#### Exercise input ####

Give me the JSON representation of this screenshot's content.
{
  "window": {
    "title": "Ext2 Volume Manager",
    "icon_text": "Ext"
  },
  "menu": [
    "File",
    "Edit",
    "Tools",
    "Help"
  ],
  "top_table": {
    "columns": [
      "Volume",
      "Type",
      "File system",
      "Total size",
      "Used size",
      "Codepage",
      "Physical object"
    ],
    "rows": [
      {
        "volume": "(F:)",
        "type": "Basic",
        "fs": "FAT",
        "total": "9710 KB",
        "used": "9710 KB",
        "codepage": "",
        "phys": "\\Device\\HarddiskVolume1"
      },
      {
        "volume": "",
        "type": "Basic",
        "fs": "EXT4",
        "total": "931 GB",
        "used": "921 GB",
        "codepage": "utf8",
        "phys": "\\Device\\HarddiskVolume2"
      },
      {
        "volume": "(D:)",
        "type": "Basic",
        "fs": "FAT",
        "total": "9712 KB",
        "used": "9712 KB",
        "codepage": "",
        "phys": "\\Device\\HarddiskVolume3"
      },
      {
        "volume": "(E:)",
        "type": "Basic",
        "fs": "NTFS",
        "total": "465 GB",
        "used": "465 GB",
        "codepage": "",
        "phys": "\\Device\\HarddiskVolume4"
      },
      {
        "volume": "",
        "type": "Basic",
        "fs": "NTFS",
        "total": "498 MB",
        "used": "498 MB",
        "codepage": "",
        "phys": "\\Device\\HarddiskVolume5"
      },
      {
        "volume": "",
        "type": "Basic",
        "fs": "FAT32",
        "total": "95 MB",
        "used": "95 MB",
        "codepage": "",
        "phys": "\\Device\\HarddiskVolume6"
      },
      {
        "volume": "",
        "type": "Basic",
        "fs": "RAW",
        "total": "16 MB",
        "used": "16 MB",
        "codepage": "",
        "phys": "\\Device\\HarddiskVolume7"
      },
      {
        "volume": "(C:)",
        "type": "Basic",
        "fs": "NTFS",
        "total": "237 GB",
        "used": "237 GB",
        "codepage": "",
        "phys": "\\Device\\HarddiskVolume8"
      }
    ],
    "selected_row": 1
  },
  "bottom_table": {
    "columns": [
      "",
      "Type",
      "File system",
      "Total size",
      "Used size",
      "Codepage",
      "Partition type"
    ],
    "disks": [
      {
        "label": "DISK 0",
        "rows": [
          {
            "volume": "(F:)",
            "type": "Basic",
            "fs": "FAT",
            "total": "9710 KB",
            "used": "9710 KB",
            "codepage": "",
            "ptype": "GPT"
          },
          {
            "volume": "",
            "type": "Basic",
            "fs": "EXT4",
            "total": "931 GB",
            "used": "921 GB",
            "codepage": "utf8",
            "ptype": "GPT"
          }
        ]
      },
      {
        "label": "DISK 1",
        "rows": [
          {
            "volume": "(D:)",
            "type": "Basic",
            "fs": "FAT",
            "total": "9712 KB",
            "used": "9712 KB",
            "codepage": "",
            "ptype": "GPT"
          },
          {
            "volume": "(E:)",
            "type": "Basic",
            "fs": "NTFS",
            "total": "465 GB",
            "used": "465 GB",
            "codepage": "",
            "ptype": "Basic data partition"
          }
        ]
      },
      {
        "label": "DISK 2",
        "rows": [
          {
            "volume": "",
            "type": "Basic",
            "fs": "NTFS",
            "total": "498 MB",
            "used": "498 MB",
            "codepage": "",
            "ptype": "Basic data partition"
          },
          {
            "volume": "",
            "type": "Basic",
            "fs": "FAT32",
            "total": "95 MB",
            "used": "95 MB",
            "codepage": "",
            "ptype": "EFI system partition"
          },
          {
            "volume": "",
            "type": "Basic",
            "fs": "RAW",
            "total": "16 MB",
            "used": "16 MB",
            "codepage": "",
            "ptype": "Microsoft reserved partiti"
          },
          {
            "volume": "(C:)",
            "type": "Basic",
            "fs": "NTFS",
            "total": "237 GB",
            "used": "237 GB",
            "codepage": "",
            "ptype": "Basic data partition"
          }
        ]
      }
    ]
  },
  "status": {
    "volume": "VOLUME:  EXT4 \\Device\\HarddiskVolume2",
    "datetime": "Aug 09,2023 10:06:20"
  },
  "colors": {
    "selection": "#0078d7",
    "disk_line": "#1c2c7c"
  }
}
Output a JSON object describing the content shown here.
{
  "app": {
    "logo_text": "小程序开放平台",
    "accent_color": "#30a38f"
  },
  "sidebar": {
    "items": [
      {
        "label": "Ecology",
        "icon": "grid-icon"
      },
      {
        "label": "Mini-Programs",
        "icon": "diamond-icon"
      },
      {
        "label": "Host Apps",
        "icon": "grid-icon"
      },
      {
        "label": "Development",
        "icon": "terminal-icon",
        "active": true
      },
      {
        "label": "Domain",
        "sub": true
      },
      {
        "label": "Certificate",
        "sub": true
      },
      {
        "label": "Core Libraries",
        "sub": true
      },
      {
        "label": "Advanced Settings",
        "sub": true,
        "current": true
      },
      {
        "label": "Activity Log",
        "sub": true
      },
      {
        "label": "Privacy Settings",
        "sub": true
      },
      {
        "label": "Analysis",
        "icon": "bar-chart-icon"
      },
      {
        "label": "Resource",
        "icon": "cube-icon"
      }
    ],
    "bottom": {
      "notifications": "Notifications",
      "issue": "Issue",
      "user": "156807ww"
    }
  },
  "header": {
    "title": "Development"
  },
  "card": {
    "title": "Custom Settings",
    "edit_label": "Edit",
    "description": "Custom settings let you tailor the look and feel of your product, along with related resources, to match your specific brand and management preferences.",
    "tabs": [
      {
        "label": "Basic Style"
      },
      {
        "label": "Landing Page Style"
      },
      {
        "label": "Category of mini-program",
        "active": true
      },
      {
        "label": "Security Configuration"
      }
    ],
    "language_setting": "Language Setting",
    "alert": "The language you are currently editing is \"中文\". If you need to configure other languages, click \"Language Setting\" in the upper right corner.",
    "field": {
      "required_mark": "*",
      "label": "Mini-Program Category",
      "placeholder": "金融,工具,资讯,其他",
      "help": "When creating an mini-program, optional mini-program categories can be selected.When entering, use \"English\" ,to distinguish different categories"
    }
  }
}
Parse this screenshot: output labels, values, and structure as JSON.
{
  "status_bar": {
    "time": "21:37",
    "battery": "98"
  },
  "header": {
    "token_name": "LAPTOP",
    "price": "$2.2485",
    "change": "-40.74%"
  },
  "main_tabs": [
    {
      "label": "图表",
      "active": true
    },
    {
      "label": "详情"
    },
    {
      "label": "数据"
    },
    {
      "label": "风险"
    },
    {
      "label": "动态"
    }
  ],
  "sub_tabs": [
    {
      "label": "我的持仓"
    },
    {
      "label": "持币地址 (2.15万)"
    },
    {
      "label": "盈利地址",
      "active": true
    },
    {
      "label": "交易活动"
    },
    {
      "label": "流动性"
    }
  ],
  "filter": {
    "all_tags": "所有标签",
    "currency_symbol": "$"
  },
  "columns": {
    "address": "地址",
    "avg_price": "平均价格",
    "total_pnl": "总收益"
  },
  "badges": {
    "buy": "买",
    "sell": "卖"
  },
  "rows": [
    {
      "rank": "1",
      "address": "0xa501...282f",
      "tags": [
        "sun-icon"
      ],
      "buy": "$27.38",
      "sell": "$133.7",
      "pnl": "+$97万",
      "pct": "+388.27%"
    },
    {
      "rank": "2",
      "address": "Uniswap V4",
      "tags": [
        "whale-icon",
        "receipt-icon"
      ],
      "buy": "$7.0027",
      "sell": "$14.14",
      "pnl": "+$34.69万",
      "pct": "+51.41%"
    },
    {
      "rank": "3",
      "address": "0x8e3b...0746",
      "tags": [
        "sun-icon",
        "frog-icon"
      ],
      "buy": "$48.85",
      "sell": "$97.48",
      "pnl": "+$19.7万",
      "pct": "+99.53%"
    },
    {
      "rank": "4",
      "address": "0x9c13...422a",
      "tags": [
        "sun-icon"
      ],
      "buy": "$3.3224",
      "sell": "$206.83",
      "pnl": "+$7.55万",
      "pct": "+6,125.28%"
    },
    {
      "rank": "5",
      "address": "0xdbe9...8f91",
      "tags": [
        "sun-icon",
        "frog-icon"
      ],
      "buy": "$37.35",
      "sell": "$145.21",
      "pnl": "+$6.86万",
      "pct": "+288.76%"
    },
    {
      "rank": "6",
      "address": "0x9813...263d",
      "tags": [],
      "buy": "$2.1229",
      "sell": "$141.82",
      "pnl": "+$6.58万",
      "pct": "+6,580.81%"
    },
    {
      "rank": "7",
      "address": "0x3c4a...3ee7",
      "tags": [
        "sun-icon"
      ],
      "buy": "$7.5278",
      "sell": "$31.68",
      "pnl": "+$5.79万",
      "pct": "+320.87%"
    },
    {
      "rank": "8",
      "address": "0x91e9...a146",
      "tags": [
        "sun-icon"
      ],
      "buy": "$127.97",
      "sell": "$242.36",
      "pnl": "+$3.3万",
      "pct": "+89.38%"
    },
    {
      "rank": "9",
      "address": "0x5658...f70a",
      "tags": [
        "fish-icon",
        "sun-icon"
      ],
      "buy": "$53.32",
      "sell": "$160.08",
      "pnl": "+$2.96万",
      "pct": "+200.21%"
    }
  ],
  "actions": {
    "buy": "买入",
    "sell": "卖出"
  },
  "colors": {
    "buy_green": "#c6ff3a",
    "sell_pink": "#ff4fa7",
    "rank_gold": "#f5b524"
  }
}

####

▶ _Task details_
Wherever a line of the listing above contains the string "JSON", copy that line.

▶ _Reply_
Give me the JSON representation of this screenshot's content.
Output a JSON object describing the content shown here.
Parse this screenshot: output labels, values, and structure as JSON.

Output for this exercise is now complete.